- **Given data**:
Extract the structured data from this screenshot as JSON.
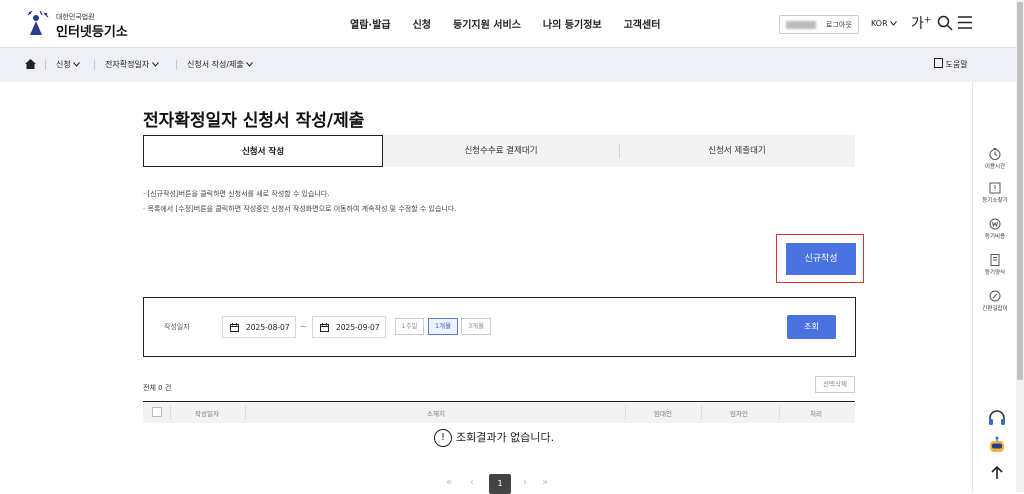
{
  "header": {
    "logo_sub": "대한민국법원",
    "logo_main": "인터넷등기소",
    "nav": [
      "열람·발급",
      "신청",
      "등기지원 서비스",
      "나의 등기정보",
      "고객센터"
    ],
    "logout_label": "로그아웃",
    "lang_label": "KOR",
    "font_size_label": "가"
  },
  "breadcrumb": {
    "items": [
      "신청",
      "전자확정일자",
      "신청서 작성/제출"
    ],
    "help_label": "도움말"
  },
  "page": {
    "title": "전자확정일자 신청서 작성/제출",
    "tabs": [
      "신청서 작성",
      "신청수수료 결제대기",
      "신청서 제출대기"
    ],
    "notices": [
      "· [신규작성]버튼을 클릭하면 신청서를 새로 작성할 수 있습니다.",
      "· 목록에서 [수정]버튼을 클릭하면 작성중인 신청서 작성화면으로 이동하여 계속작성 및 수정할 수 있습니다."
    ],
    "new_button": "신규작성"
  },
  "search": {
    "label": "작성일자",
    "date_from": "2025-08-07",
    "tilde": "~",
    "date_to": "2025-09-07",
    "periods": [
      "1주일",
      "1개월",
      "3개월"
    ],
    "active_period": "1개월",
    "query_button": "조회"
  },
  "list": {
    "total_label": "전체",
    "total_count": "0",
    "total_unit": "건",
    "delete_button": "선택삭제",
    "columns": [
      "작성일자",
      "소재지",
      "임대인",
      "임차인",
      "처리"
    ],
    "empty_message": "조회결과가 없습니다.",
    "empty_icon": "!"
  },
  "pager": {
    "first": "«",
    "prev": "‹",
    "current": "1",
    "next": "›",
    "last": "»"
  },
  "right_sidebar": {
    "items": [
      "이용시간",
      "등기소찾기",
      "등기비용",
      "등기양식",
      "간편길잡이"
    ]
  },
  "colors": {
    "primary": "#4a72e0",
    "highlight_border": "#d23434",
    "subbar_bg": "#eef0f5"
  }
}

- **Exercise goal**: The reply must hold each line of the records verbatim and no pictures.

- **Answer space**:
Extract the structured data from this screenshot as JSON.
{
  "header": {
    "logo_sub": "대한민국법원",
    "logo_main": "인터넷등기소",
    "nav": [
      "열람·발급",
      "신청",
      "등기지원 서비스",
      "나의 등기정보",
      "고객센터"
    ],
    "logout_label": "로그아웃",
    "lang_label": "KOR",
    "font_size_label": "가"
  },
  "breadcrumb": {
    "items": [
      "신청",
      "전자확정일자",
      "신청서 작성/제출"
    ],
    "help_label": "도움말"
  },
  "page": {
    "title": "전자확정일자 신청서 작성/제출",
    "tabs": [
      "신청서 작성",
      "신청수수료 결제대기",
      "신청서 제출대기"
    ],
    "notices": [
      "· [신규작성]버튼을 클릭하면 신청서를 새로 작성할 수 있습니다.",
      "· 목록에서 [수정]버튼을 클릭하면 작성중인 신청서 작성화면으로 이동하여 계속작성 및 수정할 수 있습니다."
    ],
    "new_button": "신규작성"
  },
  "search": {
    "label": "작성일자",
    "date_from": "2025-08-07",
    "tilde": "~",
    "date_to": "2025-09-07",
    "periods": [
      "1주일",
      "1개월",
      "3개월"
    ],
    "active_period": "1개월",
    "query_button": "조회"
  },
  "list": {
    "total_label": "전체",
    "total_count": "0",
    "total_unit": "건",
    "delete_button": "선택삭제",
    "columns": [
      "작성일자",
      "소재지",
      "임대인",
      "임차인",
      "처리"
    ],
    "empty_message": "조회결과가 없습니다.",
    "empty_icon": "!"
  },
  "pager": {
    "first": "«",
    "prev": "‹",
    "current": "1",
    "next": "›",
    "last": "»"
  },
  "right_sidebar": {
    "items": [
      "이용시간",
      "등기소찾기",
      "등기비용",
      "등기양식",
      "간편길잡이"
    ]
  },
  "colors": {
    "primary": "#4a72e0",
    "highlight_border": "#d23434",
    "subbar_bg": "#eef0f5"
  }
}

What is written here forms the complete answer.